Sozialpolitische Studienreihe

Studienreihe Bd 26 Summary Part 1

While income inequality in Austria is relatively low compared to many other OECD countries, social mobility lags behind. Socio-economic outcomes carry over strongly from one generation to the next: more than elsewhere, fathers’ earnings are a strong predictor of the earnings of their prime-age children. This reflects strong persistence across generations in occupational and educational outcomes, particularly for women and migrants. Relative income positions also tend to strongly persist over people’s lives, in particular at the top and bottom. Meanwhile, the middle-income group is polarising, with downward risks rising for the lower middle. Longer-term earnings trajectories (over 15 years) display marked gender differences, with women facing weaker chances of moving up and greater risks of sliding down.

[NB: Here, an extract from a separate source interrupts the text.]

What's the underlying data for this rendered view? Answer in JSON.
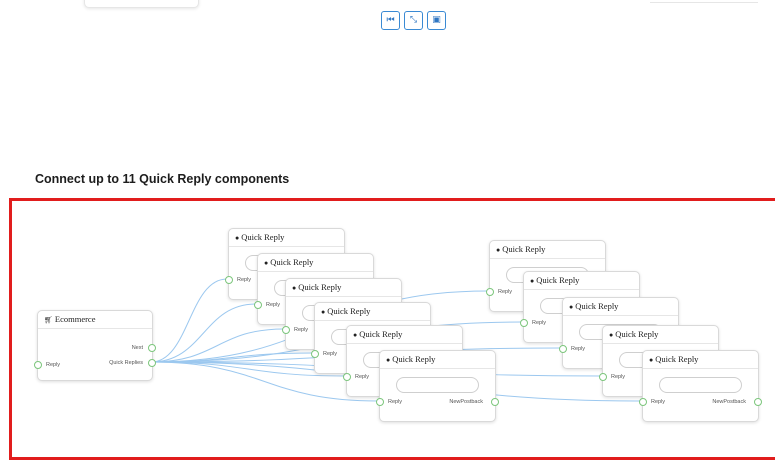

This report identifies policies that promote or hamper social mobility in four domains. First, good-quality early childhood education and care can be a catalyst for upward mobility. Participation rates have significantly risen over the last decade, but still lag those in many OECD countries. Further investment is needed to improve quality and status of formal childcare. Second, tackling low educational mobility in Austria requires ensuring a successful school-to-work transition. Austria provides targeted support for those who struggle, but it could improve funding for disadvantaged schools and consider the appropriateness of “tracking” students at such a young age. Third, reducing gender inequality in the labour market would greatly improve social mobility. This requires raising incentives for a more equal sharing of family and work responsibilities in the areas of taxation, parental leave and family and care benefits. Fourth, the Austrian tax and benefit system so far generally provides comparatively adequate protection against income shocks. The high concentration of household wealth, combined with the absence of inheritance taxation, however implies that inequalities of opportunity remain large.